As I came out of the store, there was a sign for a woodland walk that led up a narrow path and disappeared into the trees. Since that was my plan anyway, I started down the path with my iPhone at the ready. A bit further down, there was a sign directing me to the woodland walk and, as a bonus, Seal Island.
Of course, I became infinitely more excited at the prospect of seals.
About ten minutes later, the path emptied out on an outcrop overlooking a large rock beach and several islands. One of those islands had a ton of seals. I tried to get a good photo, but the island was far enough away that my best effort was not that great.
There was a sign pointing down to an otter play area, and after traipsing briefly through what seemed like a jungle I came upon a rock formation that seemed the sort of thing otters would enjoy.
There were no otters.
I don’t know if I scared them off or if other people before me scared them off or if they were just sleeping, but there were no otters.
I was disappointed for about three seconds before realizing that I was now closer to the seals and might be able to take a better photo.

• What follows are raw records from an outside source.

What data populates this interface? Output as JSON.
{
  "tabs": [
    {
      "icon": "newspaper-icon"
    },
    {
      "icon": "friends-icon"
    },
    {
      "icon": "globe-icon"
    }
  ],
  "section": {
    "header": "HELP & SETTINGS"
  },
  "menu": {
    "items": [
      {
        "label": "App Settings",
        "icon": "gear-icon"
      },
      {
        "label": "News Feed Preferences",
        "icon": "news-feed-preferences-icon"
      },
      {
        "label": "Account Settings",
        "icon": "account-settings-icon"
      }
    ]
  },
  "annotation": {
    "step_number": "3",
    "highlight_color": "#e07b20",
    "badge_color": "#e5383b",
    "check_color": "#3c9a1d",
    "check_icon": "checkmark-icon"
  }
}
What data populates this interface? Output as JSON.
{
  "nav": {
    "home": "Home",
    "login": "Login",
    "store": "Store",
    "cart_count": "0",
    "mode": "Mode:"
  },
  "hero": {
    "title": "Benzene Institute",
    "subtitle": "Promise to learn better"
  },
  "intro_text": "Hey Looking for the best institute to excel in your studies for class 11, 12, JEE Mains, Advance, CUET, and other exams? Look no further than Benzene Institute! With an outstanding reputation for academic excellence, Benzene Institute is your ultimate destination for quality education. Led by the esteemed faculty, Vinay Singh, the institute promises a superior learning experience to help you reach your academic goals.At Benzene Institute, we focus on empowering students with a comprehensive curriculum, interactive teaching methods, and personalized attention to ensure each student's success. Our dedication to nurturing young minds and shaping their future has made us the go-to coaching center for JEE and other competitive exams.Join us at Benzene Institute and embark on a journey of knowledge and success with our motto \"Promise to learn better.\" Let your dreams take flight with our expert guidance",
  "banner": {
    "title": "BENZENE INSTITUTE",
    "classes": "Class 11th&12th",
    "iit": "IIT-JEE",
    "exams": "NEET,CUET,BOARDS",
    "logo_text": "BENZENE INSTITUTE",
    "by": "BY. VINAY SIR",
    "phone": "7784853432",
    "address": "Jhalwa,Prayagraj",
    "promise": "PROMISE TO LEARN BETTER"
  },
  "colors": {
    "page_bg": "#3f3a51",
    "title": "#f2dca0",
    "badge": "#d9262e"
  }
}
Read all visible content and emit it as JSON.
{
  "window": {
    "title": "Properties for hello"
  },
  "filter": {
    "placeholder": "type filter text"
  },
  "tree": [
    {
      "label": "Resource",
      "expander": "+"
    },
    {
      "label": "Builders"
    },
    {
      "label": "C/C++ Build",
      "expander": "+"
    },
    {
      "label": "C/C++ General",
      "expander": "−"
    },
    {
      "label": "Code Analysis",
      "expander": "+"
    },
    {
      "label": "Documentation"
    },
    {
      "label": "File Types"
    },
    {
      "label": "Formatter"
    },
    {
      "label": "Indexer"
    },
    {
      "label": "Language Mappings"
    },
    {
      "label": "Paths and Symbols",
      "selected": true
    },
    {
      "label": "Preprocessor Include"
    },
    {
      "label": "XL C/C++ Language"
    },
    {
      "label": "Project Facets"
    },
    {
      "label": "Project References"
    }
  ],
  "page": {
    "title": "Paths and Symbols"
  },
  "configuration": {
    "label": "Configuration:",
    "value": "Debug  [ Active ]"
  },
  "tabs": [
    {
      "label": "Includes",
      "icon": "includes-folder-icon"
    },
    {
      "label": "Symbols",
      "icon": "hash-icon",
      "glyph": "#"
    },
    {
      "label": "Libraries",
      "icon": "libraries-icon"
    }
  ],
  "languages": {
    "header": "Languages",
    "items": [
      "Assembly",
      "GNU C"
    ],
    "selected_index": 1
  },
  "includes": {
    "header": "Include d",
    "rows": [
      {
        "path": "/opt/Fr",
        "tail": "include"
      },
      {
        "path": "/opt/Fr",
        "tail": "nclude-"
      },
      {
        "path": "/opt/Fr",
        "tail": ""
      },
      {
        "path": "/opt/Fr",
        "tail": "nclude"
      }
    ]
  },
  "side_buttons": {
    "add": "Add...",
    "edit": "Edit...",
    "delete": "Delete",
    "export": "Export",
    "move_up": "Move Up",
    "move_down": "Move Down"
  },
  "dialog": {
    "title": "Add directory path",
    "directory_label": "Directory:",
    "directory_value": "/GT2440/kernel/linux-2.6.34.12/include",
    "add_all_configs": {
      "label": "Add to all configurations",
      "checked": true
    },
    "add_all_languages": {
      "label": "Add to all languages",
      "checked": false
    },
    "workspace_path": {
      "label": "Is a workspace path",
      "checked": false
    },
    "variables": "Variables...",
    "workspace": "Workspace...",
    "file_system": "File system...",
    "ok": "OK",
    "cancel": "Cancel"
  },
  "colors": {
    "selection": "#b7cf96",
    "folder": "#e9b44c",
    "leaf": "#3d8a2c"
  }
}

I wandered out on the rock beach as close to the ocean as I could get and took in the view.
The tide was fairly low, so rather than climb back up the cliff and walk back through the woods, I climbed over the boulders and walked along the beach back up to Ragamuffin. I don’t think that would be possible if the tide where in, and I did get a touch wet, but it was well worth it.
After hanging out on the beach near the pier for a bit, I made my way back to catch the ferry back to Mallaig. After wandering around town and having a wonderful meal of fish and chips, I caught the normal train back to Fort William for the night.
For any who are interested, all of the photos and many of those from other posts are on sale here.